I took a medium grit sanding block and very lightly, and I mean very, very lightly, sanded down every inch of the table and chairs you plan to paint. This is done to give the primer something to grip when it is applied.

The table and chairs after the primer step was complete.

Apply Oil Based Primer:

Take a paint brush and paint the primer everywhere on the table and chairs you sanded and plan to paint. I chose to cover the whole table because I felt that my table would not be complete if the underside was not the same color as everything else. BUT, that is just me.

This step is done instead of sanding. If you plan to stain your furniture, do not apply primer. Primer is used when you do not want to sand down the furniture and instead want to paint it fun colors!

I applied two coats to the table and one coat to each of the chairs. I am not sure a second coat is necessary, but I wanted to make sure the paint would stick and other blogs on furniture projects often do two coats. Give the primer 24 hours to fully dry before you begin painting.

TIP: When you paint, always start with the underside of the furniture  In other words, turn the piece of furniture upside down and paint that side first. If you can paint looking down, as opposed to up and at an angle, you are going to save yourself from a ton of neck and back pain.

After the two coats of paint.

Apply Paint of Choice:

Paint one layer over the entire table and chairs and allow it to dry before you begin another coat. I suggest painting at least two coats. I probably should have painted three coats, but because this process took so much longer than I had anticipated I settled for two, and there are a few spots where the paint is thinner and you can see it if the light hits it just right.

I also found it a bit tricky to paint the chair legs and poles on the chair backs. I developed my own method for painting them, which is to paint side to side and not up and down. I am sure there are some professionals who are sighing or yelling at their computer screens at that, but it worked well for me. I actually saw a ton of brush strokes on the poles when I painted them up and down.

To see pictures of what I mean by "side to side" and "up and down" and for some more painting tips Click Here.

A completed chair!

Apply Polycrylic:

Apply a thin, smooth coat of polycrylic. Allow at least two hours to dry between coats. The milky color is normal, it will dry clear.
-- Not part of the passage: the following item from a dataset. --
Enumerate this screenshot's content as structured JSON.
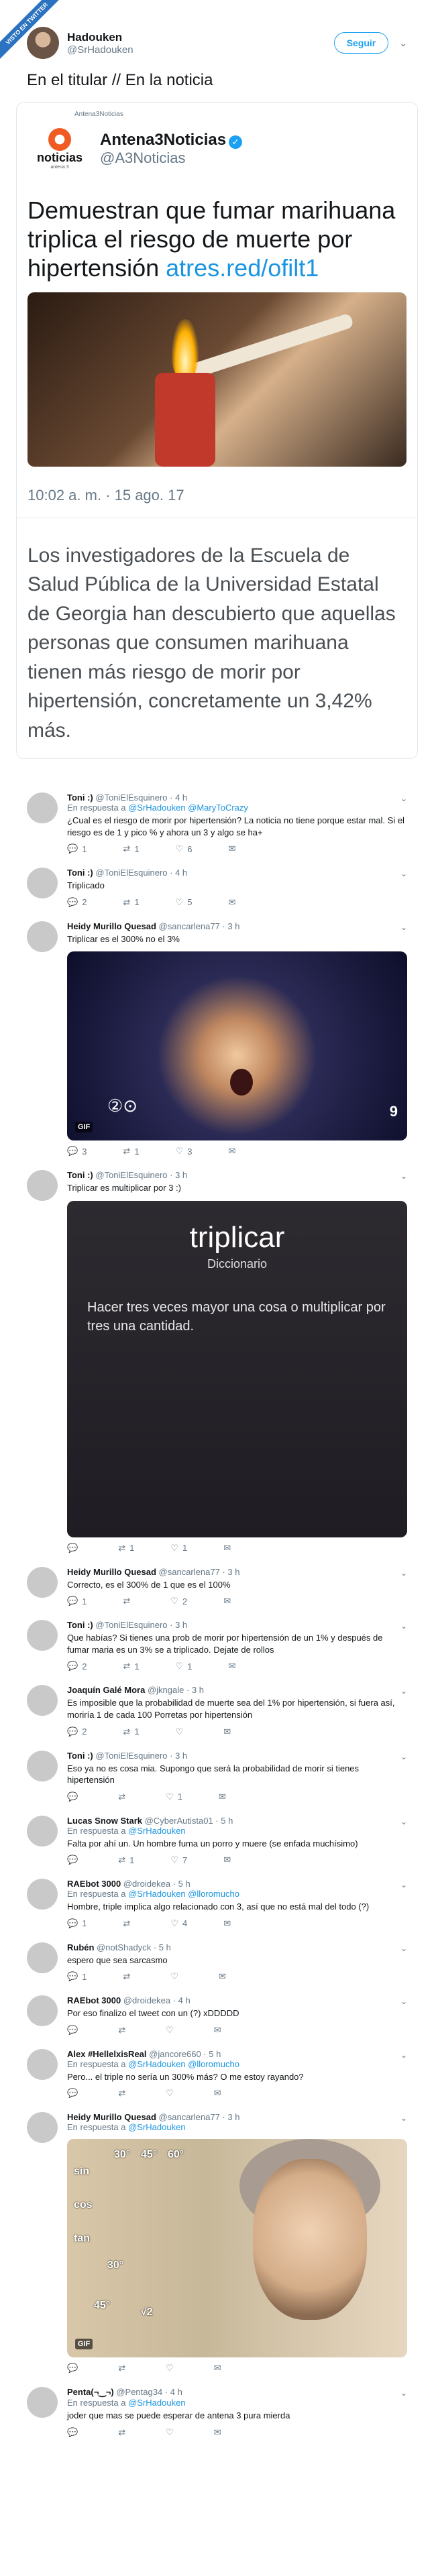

I put one coat on all the chairs, two coat on the seat of the chair, two coats on the bottom of the table, and four coats on the top of the table. The directions say to apply two coats, but I wanted to be done with it. So far so good.

This was by far the most daunting and difficult part of the project. I did not enjoy working with the Minwax Polycrylic, but it came out looking really nice when it was finished, so it is a toss up.

My biggest issue with the polycrylic is the tendency for it to bubble when you apply it. It is difficult to smooth it out and if you are unable to to, the bubbles show up on the final product.

For some tips for working with Minwax Polycrylic gathered from a variety of sources Click Here.

Allow at Least 24 Hours to Set:

I let it set for 23 hours, despite internet warnings and the directions on the can. Everything seemed fine, until I picked up a glass that had been sitting on the table for a couple hours. It left a milky, raised ring. I was so upset with myself. BUT, after the ring dried, it not only disappeared, it was no longer raised either. You cannot even tell I almost ruined my table.

After re-reading some polycrylic tips, I am guessing I did not let the polycrylic dry fully before applying another coat. I waited 2-3 hours between each coat, but the temperature and room play a huge role in the drying process. Apparently the colder temperature of my garage was a hindrance to the drying process.

Also, FYI if you have animals, there hair is almost certainly going to become a permanent element of your project.

I guess following directions is always a good idea.

The finished table!
Blog Posts Related to This Tutorial:
Kitchen Table Redo: Part One
Kitchen Table Redo: Part Two
Kitchen Table Redo: Part Two and a Half
Kitchen Table Redo: Part Two and Three Quarters - Painting tips
Kitchen Table Redo: Part Three - Tips for working with Minwax Polycrylic
Kitchen Table Redo: Part Three and a Half - FINISHED